(Interface dataset entries)
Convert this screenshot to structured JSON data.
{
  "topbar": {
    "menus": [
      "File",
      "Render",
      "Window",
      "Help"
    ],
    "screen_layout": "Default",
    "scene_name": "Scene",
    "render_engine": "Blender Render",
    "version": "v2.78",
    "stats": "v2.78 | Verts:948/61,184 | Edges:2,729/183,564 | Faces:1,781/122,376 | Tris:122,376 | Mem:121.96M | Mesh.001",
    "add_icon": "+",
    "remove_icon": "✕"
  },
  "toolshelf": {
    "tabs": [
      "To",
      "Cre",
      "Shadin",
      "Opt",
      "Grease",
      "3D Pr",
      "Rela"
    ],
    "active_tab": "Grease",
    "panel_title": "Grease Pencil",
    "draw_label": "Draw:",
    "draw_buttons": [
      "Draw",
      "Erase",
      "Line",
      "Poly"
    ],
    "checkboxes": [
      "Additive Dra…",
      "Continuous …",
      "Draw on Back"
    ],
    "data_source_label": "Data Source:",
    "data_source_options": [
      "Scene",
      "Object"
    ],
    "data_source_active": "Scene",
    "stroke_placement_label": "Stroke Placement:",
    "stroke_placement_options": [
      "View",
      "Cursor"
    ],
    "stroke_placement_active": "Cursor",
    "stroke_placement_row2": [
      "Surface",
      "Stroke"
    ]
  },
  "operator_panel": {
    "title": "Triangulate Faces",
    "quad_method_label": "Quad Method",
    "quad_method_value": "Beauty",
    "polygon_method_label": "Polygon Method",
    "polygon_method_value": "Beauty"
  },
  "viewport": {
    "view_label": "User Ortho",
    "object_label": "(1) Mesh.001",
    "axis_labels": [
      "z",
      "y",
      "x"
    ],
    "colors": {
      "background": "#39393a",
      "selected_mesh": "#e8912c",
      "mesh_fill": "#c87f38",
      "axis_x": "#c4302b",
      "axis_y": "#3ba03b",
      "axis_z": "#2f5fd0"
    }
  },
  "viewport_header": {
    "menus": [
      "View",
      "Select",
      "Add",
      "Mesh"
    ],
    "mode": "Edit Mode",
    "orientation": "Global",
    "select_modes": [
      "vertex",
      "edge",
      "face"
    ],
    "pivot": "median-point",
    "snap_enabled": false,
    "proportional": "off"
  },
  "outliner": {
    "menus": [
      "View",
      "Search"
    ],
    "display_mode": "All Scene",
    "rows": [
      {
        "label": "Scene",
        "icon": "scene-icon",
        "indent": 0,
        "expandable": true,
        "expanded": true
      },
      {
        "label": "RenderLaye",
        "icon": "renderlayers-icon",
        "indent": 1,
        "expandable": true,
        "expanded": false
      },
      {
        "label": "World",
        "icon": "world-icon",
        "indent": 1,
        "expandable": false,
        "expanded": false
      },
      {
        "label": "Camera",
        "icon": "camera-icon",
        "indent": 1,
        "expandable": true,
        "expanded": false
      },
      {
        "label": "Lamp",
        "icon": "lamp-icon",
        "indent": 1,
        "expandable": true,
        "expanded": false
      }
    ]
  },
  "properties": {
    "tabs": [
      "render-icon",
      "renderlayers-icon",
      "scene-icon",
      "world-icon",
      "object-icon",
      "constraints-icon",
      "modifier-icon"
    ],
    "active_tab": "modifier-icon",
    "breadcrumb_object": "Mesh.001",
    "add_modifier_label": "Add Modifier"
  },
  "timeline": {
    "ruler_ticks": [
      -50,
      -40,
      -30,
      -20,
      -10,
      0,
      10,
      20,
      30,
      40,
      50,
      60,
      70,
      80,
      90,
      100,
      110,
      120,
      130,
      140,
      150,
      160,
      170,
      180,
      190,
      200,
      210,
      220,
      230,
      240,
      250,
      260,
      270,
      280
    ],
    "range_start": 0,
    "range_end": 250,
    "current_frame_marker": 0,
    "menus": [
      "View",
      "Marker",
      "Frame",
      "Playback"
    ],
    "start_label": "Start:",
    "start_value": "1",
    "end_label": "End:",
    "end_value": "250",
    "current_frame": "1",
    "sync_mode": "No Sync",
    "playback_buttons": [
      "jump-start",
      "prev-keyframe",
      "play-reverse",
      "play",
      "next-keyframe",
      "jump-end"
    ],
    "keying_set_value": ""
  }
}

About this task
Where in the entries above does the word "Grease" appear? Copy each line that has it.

Exercise result
      "Grease",
    "active_tab": "Grease",
    "panel_title": "Grease Pencil",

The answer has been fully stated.